“Majority of our roads are dilapidated and in very bad conditions, so I don’t see any road that the federal government can put tolls on now. Again, what portion of the cost of maintenance can the tolls bring? I don’t see the tolls that they going to generate bringing any reasonable amount of money which would be used to maintain the roads because the roads are in extremely bad situations,” said Oluyemi, in a telephone conversation with the paper.

Questioning the modalities for the planned re-introduction of tolls on the roads, Oluyemi also said: “What is the arrangement in place for the tolling, it would be good if they will introduce electronic tolling and who will be in charge of the tolling – civil servants or private entities, those are the questions that are bothering my mind.”

Road Reform Abandoned

Oluyemi, also explained that there were better ways the government could adopt to fix the country’s roads. According to him, the government has declined to sustain a road reform effort initiated and sustained by the National Assembly through bills they passed and sent to President Muhammadu Buhari to assent to, and open up the country’s road and transport sectors for reform and improvement.

According to him,  the reform bills – the National Roads Fund (NRF) and the Federal Road Authority (FRA) bills would transform the way Nigeria’s highways are managed. He added that their key elements included that the private sector would actively participate the highway sector to ensure that road users’ get maximum comfort from their use of roads in the country.

The government, he however noted, have overlooked the bills and their intentions to reform the highways.

“They are shying away from the reality. We have told them what to do. The NSE for about 50 years now, has been telling the federal government what to do for us to have good roads in Nigeria, but they haven’t considered that and don’t want to go that way, which is for us to have a road sector reforms.

“The last National Assembly did a lot of work on the bills that were meant to bring up this road sector reforms. We are talking about the Federal Highway Authority bill and Road Fund bill, the National Assembly towards its end sent the bills to the president for assent but he hasn’t assented to them. In those bills, there are several ways we can raise money for the maintenance of the roads, the problem with our roads are majorly maintenance because we build without maintaining for years,” Oluyemi stated.

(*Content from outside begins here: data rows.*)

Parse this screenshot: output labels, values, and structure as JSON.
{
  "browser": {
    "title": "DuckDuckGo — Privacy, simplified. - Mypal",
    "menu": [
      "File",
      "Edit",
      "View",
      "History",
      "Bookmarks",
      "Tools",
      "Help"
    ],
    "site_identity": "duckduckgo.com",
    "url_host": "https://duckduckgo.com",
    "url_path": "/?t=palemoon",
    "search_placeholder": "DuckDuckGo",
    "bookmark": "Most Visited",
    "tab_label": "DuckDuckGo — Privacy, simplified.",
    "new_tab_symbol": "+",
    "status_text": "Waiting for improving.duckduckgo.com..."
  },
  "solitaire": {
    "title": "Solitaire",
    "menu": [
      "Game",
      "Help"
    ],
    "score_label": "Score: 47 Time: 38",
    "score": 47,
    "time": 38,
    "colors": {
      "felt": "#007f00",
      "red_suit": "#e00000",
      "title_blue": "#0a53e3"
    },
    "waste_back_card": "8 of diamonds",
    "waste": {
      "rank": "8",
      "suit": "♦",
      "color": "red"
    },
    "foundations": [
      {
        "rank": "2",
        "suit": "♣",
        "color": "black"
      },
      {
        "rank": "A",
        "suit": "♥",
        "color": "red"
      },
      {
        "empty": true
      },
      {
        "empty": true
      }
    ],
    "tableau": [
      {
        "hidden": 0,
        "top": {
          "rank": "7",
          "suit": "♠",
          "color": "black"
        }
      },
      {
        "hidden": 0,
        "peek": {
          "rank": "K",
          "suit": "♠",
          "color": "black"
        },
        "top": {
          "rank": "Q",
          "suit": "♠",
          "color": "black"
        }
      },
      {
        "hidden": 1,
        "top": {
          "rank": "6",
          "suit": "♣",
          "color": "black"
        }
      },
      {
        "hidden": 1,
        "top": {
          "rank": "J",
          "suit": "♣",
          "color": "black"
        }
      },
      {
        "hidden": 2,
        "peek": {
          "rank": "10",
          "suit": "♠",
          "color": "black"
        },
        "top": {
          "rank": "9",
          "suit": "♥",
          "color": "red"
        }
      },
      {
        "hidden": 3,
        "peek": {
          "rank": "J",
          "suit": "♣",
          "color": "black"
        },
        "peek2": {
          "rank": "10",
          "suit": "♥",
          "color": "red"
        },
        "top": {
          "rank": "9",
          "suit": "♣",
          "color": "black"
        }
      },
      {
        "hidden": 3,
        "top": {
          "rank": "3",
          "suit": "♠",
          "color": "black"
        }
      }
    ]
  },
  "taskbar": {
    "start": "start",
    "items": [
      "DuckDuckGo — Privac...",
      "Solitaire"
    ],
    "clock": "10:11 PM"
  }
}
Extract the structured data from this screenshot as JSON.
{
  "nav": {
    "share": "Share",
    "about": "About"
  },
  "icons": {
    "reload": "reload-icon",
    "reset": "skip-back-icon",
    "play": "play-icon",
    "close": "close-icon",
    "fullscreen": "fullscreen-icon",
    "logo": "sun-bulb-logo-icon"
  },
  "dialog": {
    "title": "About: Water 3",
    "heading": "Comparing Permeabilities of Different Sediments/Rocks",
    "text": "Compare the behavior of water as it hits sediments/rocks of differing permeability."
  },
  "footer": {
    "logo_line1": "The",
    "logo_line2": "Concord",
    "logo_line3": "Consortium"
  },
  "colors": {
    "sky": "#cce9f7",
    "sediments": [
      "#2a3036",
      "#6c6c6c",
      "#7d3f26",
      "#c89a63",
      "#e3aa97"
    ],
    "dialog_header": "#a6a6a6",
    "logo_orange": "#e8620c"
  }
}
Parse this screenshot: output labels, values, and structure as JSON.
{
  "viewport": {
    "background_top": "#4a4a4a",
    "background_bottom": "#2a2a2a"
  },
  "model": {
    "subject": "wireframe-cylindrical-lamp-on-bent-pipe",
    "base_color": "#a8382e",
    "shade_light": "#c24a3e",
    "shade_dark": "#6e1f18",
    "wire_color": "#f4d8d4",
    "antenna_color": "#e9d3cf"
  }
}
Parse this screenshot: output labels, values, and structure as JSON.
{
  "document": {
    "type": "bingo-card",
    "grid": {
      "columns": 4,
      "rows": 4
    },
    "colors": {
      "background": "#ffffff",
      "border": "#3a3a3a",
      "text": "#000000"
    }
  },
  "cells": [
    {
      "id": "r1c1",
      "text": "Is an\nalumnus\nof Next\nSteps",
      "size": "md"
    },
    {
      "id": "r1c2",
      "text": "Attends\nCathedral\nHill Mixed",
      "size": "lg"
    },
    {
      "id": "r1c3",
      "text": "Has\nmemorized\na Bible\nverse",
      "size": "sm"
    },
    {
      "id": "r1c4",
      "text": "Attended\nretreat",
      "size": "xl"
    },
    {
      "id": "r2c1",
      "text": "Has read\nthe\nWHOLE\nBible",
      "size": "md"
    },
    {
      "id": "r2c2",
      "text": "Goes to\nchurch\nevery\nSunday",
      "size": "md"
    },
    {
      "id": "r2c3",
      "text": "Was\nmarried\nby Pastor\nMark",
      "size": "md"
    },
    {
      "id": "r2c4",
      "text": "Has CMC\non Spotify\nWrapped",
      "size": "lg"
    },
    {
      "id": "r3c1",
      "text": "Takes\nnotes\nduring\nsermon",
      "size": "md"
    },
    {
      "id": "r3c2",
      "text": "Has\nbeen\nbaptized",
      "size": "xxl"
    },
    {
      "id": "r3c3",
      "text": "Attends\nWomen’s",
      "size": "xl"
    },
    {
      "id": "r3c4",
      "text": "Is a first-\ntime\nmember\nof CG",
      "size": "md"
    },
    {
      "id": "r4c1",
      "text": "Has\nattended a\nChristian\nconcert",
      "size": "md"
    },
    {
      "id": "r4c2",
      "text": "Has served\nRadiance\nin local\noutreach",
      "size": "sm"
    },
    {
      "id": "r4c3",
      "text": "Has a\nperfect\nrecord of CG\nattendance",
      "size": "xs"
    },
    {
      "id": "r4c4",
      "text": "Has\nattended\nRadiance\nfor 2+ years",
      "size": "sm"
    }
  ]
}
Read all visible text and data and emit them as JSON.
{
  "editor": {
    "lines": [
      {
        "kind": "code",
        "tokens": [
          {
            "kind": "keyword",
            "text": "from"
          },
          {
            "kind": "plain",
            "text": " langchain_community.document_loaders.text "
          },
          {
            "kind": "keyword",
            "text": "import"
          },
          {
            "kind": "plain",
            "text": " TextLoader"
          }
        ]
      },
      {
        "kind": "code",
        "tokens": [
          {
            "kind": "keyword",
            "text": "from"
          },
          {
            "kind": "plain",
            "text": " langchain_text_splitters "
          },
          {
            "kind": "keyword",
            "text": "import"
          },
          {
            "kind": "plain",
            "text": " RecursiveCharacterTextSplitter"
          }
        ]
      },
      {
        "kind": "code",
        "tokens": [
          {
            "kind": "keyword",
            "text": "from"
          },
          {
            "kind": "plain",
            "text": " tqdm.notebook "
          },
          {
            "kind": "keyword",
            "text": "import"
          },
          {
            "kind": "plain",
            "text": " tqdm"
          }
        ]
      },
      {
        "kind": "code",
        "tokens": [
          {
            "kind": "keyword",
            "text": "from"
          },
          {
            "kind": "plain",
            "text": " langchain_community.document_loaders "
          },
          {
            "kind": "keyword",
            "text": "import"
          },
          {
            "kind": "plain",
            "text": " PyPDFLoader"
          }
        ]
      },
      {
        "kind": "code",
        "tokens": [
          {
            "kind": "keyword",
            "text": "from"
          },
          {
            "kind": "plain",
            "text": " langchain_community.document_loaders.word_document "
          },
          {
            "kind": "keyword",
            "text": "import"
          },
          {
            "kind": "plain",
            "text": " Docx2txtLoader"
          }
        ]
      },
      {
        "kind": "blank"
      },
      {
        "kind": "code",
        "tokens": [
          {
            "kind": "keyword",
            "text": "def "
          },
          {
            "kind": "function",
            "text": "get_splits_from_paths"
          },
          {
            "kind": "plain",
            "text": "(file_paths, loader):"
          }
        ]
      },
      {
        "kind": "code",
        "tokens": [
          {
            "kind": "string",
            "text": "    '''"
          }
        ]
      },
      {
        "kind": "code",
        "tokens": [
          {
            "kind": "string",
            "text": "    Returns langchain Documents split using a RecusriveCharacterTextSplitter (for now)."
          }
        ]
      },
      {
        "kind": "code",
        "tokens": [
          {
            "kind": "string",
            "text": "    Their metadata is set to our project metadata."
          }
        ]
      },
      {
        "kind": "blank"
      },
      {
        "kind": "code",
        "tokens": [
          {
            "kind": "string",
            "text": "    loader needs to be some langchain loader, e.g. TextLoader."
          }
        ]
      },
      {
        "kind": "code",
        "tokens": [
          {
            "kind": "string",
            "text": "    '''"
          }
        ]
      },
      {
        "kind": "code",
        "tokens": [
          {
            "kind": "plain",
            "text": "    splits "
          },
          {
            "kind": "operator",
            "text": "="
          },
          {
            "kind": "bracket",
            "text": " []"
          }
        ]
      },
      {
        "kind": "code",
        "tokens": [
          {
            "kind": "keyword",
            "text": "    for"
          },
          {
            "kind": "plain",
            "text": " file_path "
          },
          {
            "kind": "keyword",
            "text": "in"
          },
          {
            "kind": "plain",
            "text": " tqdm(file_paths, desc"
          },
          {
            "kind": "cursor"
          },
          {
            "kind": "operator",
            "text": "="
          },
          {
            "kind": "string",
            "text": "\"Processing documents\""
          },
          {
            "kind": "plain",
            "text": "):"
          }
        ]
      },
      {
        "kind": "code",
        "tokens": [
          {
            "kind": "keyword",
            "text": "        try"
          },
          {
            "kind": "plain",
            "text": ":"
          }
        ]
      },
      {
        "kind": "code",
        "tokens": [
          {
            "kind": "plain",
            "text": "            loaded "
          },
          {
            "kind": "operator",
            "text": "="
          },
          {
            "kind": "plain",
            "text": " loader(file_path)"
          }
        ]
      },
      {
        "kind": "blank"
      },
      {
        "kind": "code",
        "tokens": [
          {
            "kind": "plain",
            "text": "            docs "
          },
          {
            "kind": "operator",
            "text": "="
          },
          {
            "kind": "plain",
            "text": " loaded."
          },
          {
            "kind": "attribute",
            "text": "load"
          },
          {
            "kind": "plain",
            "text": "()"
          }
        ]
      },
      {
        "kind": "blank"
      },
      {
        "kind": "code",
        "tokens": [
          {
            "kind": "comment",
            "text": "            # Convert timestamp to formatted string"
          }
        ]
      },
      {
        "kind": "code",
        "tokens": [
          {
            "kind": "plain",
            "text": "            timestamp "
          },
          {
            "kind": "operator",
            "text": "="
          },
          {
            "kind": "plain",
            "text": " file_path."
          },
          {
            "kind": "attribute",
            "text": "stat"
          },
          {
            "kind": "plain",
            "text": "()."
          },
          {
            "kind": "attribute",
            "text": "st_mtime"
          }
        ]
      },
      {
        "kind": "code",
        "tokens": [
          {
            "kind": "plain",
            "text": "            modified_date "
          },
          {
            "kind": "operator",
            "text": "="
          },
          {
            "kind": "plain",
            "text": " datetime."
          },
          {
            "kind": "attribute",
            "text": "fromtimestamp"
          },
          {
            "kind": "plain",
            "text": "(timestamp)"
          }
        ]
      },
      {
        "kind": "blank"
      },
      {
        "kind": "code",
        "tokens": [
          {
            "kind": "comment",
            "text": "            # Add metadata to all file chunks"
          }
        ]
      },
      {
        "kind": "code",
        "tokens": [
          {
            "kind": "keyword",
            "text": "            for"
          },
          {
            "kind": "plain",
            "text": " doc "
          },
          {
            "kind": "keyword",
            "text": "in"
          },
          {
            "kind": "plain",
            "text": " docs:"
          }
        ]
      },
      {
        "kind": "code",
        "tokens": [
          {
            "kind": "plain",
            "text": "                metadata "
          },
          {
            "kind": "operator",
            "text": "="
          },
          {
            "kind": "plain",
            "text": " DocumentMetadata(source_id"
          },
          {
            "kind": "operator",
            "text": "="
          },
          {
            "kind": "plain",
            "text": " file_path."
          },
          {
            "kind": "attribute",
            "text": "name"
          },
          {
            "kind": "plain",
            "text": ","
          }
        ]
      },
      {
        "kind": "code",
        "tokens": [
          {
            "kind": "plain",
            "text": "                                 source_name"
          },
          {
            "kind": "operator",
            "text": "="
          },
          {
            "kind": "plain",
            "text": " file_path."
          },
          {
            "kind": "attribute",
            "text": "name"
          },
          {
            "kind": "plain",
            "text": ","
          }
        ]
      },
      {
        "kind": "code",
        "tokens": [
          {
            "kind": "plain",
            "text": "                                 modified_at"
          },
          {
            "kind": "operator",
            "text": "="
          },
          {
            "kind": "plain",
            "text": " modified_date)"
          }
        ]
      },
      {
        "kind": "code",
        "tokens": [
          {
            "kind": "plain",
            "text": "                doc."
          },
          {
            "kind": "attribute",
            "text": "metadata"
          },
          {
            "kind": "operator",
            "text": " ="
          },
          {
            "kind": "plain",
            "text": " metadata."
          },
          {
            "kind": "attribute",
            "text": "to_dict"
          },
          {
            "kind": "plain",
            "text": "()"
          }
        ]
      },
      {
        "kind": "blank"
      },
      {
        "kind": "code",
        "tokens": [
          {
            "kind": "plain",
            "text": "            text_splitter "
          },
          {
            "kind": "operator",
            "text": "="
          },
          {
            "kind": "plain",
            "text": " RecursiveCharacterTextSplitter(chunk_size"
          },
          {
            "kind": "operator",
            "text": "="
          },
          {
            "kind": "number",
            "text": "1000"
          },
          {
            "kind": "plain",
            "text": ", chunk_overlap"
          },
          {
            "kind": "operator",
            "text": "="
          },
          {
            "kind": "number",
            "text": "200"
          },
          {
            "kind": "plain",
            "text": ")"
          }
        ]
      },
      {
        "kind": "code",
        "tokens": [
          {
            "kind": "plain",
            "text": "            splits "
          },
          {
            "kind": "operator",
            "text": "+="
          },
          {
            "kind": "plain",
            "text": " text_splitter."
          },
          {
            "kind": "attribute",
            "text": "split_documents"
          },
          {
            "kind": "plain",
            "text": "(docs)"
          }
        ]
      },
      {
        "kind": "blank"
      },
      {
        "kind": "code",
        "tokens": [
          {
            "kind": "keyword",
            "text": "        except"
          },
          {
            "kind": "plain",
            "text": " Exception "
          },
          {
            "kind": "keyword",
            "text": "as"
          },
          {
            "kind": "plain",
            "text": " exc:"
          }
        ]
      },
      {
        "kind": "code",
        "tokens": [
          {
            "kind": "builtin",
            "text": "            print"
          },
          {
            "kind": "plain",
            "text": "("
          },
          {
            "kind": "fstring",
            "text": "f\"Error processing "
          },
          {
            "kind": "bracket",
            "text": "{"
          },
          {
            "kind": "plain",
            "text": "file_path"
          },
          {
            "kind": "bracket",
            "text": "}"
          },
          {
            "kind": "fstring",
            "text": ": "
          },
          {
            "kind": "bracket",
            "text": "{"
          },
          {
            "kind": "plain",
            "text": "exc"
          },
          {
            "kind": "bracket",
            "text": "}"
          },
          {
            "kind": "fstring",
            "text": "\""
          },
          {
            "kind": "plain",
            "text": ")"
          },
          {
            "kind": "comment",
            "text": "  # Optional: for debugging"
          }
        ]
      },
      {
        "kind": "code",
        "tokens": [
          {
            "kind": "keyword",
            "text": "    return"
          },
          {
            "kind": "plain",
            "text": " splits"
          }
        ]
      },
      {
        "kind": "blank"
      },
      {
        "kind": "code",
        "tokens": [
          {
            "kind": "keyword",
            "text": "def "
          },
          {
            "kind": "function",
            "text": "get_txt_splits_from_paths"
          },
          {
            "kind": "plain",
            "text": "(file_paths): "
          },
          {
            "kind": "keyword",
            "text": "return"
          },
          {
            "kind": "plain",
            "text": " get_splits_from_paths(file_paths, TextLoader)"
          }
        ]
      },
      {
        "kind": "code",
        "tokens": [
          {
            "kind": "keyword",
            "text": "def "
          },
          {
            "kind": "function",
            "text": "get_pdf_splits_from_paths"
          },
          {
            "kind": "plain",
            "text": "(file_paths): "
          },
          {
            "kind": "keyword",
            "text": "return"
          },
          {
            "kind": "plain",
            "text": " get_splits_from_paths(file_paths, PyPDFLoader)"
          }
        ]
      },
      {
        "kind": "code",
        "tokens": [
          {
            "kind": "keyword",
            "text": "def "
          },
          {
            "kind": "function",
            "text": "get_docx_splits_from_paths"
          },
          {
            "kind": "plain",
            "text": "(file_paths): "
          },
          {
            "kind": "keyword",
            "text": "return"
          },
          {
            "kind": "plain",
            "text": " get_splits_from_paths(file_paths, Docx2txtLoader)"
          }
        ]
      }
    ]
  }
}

The engineer believed,  “For us to have longevity of roads in this country, they need to be maintained, they are never maintained. It is very imperative for them to provide money to maintain the roads, for instance in this year’s budget, only N32 billion was appropriated to the FERMA for maintenance of the roads and that does not guarantee the FERMA will get all of that. We are not doing anything as per maintenance.”

“There nowhere in the world where it is only the government that funds road maintenance, most countries have devised alternatives and we have given them these alternatives. Another major challenges on our roads are issues of excessive axle roads on our roads with lots of the trucks you see out there carrying excess loads and spoiling the roads.”

Oluyemi also questioned the government’s application of the axle load regulation it signed into law to ensure roads in the country do not suffer overloading by heavy-duty trucks. “The axle load regulation is also not implemented, and the laxities are there, but the government came and wants to toll roads. Who will pay for roads that are bad? It does not make sense.”